The TPR service is available to all Hereford breeders, and is a system of recording performance in order for even greater economic progress to be attained in the production of Herefords. More than 75,000 cows have been enrolled by breeders of the Whitefaces as a means to more accurately and more rapidly determine which cows excel in all phases of economic importance.

The traits measured and recorded in addition to show ring performance of offspring are: Fertility (calf crop percentage); mothering ability; conformation as it contributes to structural soundness and carcass desirability; rate and efficiency of growth and gain when applied to available feed; carcass quality including proportion of preferred cuts, and longevity of production.

The method by which breed improvement will continue remains that of good sound judgment in selection.

- Herald and News, June 30, 1970

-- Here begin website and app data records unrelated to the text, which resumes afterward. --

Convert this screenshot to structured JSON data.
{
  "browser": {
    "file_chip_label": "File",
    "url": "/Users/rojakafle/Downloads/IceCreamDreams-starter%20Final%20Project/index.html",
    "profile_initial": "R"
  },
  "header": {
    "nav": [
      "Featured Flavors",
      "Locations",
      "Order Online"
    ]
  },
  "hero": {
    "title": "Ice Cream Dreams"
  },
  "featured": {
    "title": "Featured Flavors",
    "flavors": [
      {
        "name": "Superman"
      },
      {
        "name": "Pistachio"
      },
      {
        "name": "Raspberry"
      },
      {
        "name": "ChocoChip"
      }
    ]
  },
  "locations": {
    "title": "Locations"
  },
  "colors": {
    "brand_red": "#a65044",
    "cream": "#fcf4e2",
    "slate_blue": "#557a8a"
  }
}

25 years ago

Dog gone.

But then it was found.

A dog that disappeared into the caldera wall below Crater Lake National Park’s Rim Village on June 19 somehow made its way back up the steep, volcanic debris Monday and was returned to its surprised, and delighted, owners.

Frank J. Miller and his friend, Jeanett Papadopoulos, were visiting the park earlier this month when Miller let Bear, a 5-year-old-black chow, out of the car without a leash, a violation of park laws.

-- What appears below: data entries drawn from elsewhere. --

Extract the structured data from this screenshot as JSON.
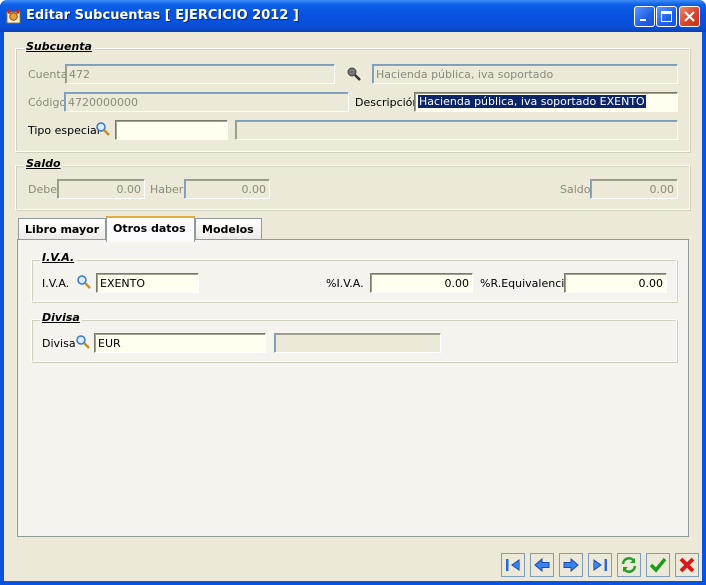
{
  "window": {
    "title": "Editar Subcuentas [ EJERCICIO 2012 ]",
    "colors": {
      "titlebar": "#0a53e0",
      "client": "#ece9d8",
      "editable_bg": "#fffff0",
      "selection": "#0b246a",
      "tab_highlight": "#e5ad3b"
    }
  },
  "subcuenta": {
    "legend": "Subcuenta",
    "cuenta_label": "Cuenta",
    "cuenta_value": "472",
    "cuenta_desc": "Hacienda pública, iva soportado",
    "codigo_label": "Código",
    "codigo_value": "4720000000",
    "descripcion_label": "Descripción",
    "descripcion_value": "Hacienda pública, iva soportado EXENTO",
    "tipo_label": "Tipo especial",
    "tipo_value": "",
    "tipo_desc": ""
  },
  "saldo": {
    "legend": "Saldo",
    "debe_label": "Debe",
    "debe_value": "0.00",
    "haber_label": "Haber",
    "haber_value": "0.00",
    "saldo_label": "Saldo",
    "saldo_value": "0.00"
  },
  "tabs": [
    {
      "label": "Libro mayor",
      "active": false
    },
    {
      "label": "Otros datos",
      "active": true
    },
    {
      "label": "Modelos",
      "active": false
    }
  ],
  "iva": {
    "legend": "I.V.A.",
    "iva_label": "I.V.A.",
    "iva_value": "EXENTO",
    "piva_label": "%I.V.A.",
    "piva_value": "0.00",
    "req_label": "%R.Equivalencia",
    "req_value": "0.00"
  },
  "divisa": {
    "legend": "Divisa",
    "divisa_label": "Divisa",
    "divisa_value": "EUR",
    "divisa_desc": ""
  },
  "icons": {
    "search": "magnifier-icon",
    "first": "first-record-icon",
    "prev": "previous-record-icon",
    "next": "next-record-icon",
    "last": "last-record-icon",
    "refresh": "refresh-icon",
    "accept": "accept-check-icon",
    "cancel": "cancel-x-icon"
  }
}
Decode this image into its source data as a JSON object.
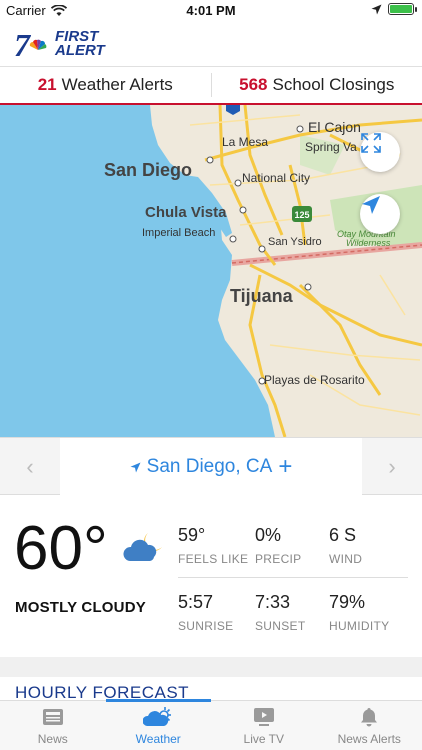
{
  "status_bar": {
    "carrier": "Carrier",
    "time": "4:01 PM"
  },
  "app": {
    "logo_number": "7",
    "logo_text_line1": "FIRST",
    "logo_text_line2": "ALERT"
  },
  "alerts": {
    "weather_count": "21",
    "weather_label": "Weather Alerts",
    "school_count": "568",
    "school_label": "School Closings"
  },
  "map": {
    "labels": {
      "el_cajon": "El Cajon",
      "la_mesa": "La Mesa",
      "spring_valley": "Spring Va",
      "san_diego": "San Diego",
      "national_city": "National City",
      "chula_vista": "Chula Vista",
      "imperial_beach": "Imperial Beach",
      "san_ysidro": "San Ysidro",
      "otay_mountain": "Otay Mountain",
      "wilderness": "Wilderness",
      "tijuana": "Tijuana",
      "playas": "Playas de Rosarito",
      "route_125": "125"
    }
  },
  "location": {
    "name": "San Diego, CA",
    "add": "+",
    "prev": "‹",
    "next": "›"
  },
  "current": {
    "temperature": "60°",
    "condition": "MOSTLY CLOUDY",
    "feels_like_value": "59°",
    "feels_like_label": "FEELS LIKE",
    "precip_value": "0%",
    "precip_label": "PRECIP",
    "wind_value": "6 S",
    "wind_label": "WIND",
    "sunrise_value": "5:57",
    "sunrise_label": "SUNRISE",
    "sunset_value": "7:33",
    "sunset_label": "SUNSET",
    "humidity_value": "79%",
    "humidity_label": "HUMIDITY"
  },
  "hourly": {
    "title": "HOURLY FORECAST"
  },
  "tabs": [
    {
      "label": "News"
    },
    {
      "label": "Weather"
    },
    {
      "label": "Live TV"
    },
    {
      "label": "News Alerts"
    }
  ],
  "colors": {
    "accent": "#2e86de",
    "alert_red": "#c8102e",
    "brand_navy": "#1a3a8c"
  }
}
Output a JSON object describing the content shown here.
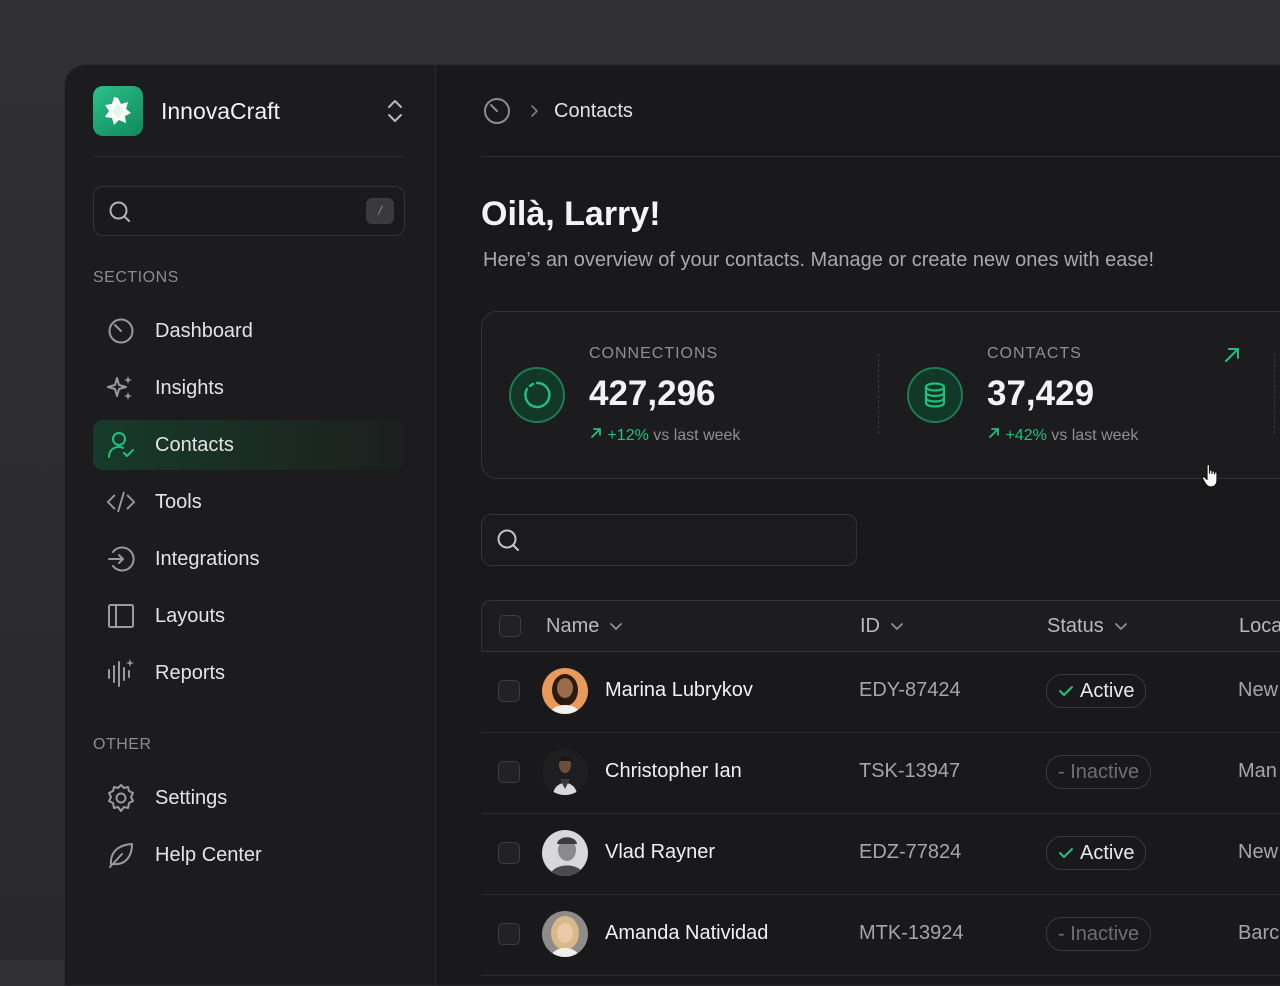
{
  "brand": {
    "name": "InnovaCraft"
  },
  "sidebar": {
    "search": {
      "placeholder": "",
      "shortcut": "/"
    },
    "sections_label": "SECTIONS",
    "items": [
      {
        "label": "Dashboard",
        "icon": "dashboard-gauge-icon"
      },
      {
        "label": "Insights",
        "icon": "sparkles-icon"
      },
      {
        "label": "Contacts",
        "icon": "user-check-icon",
        "active": true
      },
      {
        "label": "Tools",
        "icon": "code-icon"
      },
      {
        "label": "Integrations",
        "icon": "sign-in-icon"
      },
      {
        "label": "Layouts",
        "icon": "layout-panel-icon"
      },
      {
        "label": "Reports",
        "icon": "audio-bars-icon"
      }
    ],
    "other_label": "OTHER",
    "other_items": [
      {
        "label": "Settings",
        "icon": "gear-icon"
      },
      {
        "label": "Help Center",
        "icon": "leaf-icon"
      }
    ]
  },
  "header": {
    "breadcrumb": "Contacts"
  },
  "main": {
    "greeting": "Oilà, Larry!",
    "subtitle": "Here’s an overview of your contacts. Manage or create new ones with ease!",
    "stats": [
      {
        "label": "CONNECTIONS",
        "value": "427,296",
        "delta": "+12%",
        "delta_suffix": "vs last week"
      },
      {
        "label": "CONTACTS",
        "value": "37,429",
        "delta": "+42%",
        "delta_suffix": "vs last week"
      }
    ],
    "table_search": {
      "placeholder": ""
    },
    "table": {
      "columns": [
        "Name",
        "ID",
        "Status",
        "Loca"
      ],
      "rows": [
        {
          "name": "Marina Lubrykov",
          "id": "EDY-87424",
          "status": "Active",
          "location": "New"
        },
        {
          "name": "Christopher Ian",
          "id": "TSK-13947",
          "status": "- Inactive",
          "location": "Man"
        },
        {
          "name": "Vlad Rayner",
          "id": "EDZ-77824",
          "status": "Active",
          "location": "New"
        },
        {
          "name": "Amanda Natividad",
          "id": "MTK-13924",
          "status": "- Inactive",
          "location": "Barc"
        }
      ]
    }
  },
  "colors": {
    "accent": "#23c07d",
    "background": "#19191b",
    "sidebar": "#1c1c1e"
  }
}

Park reports say Bear ran to the north edge of the caldera, headed straight down the north slope, failed to respond to Miller’s calls and disappeared.

A maintenance employee who had seen Miller walking the dog without a leash reported the violation. When a ranger contacted Miller, who told of Bear’s escape, rangers launched a search of the slide chute with the dog’s prints.

Two rangers were belayed on ropes down the caldera wall, but after two hours of searching, ended the effort. It was assumed the dog died of injuries. Miller, who had been living in Livermore, Calif., and was moving to Ellensburg, Wash., was cited for allowing his dog off a leash. Miller told rangers he appreciated the efforts to locate Bear, a show dog said to be valuable, and left his new telephone number – just in case.

Monday, a “stray dog” was reported wandering around Rim Village. It spent the morning at the concessionaire dormitory and, according to park reports, “made a nuisance of himself around the gift shop/cafeteria area.”

Rangers eventually determined the dog was Bear.

Bear spend Monday night with park ranger Uwe Nehring.

Miller, who was telephoned Monday, returned to the park Tuesday and retrieved Bear.

“They were just tinkled pink,” reports chief ranger George Buckingham, who said the rescue effort was done because “it’s just good training. Let’s pretend it’s a person and see how we do.”

Despite the ticket, the pleased Miller reportedly was happy to grin and Bear it.

- Herald and News, June 29, 1995

10 years ago

When the cards came down, Floyd Frisk wasn’t the winner. Not even close.

His best hand, a pair of Jacks, wasn’t enough to even place in the Kruise of Klamath Poker Run Sunday, not that he cares.

“I learned a long time ago about this car cruise stuff, you don’t come to win,” he told me. “You come to have a good time.”

Frisk got in line for the two poker hands he bought. Some participants bought as many as eight hands, which were $5 a piece, with the proceeds going to charity.

Linda Tepper, Kruise board member, said there were about 70 entrants in the event, which took drivers north of Klamath Falls, along the lake, down Highway 140 and through downtown.

“It’s just about the fun of cruising,” she said. “When we organized the poker run, we try to make the route go all throughout the community.”

- Herald and News, June 29, 2010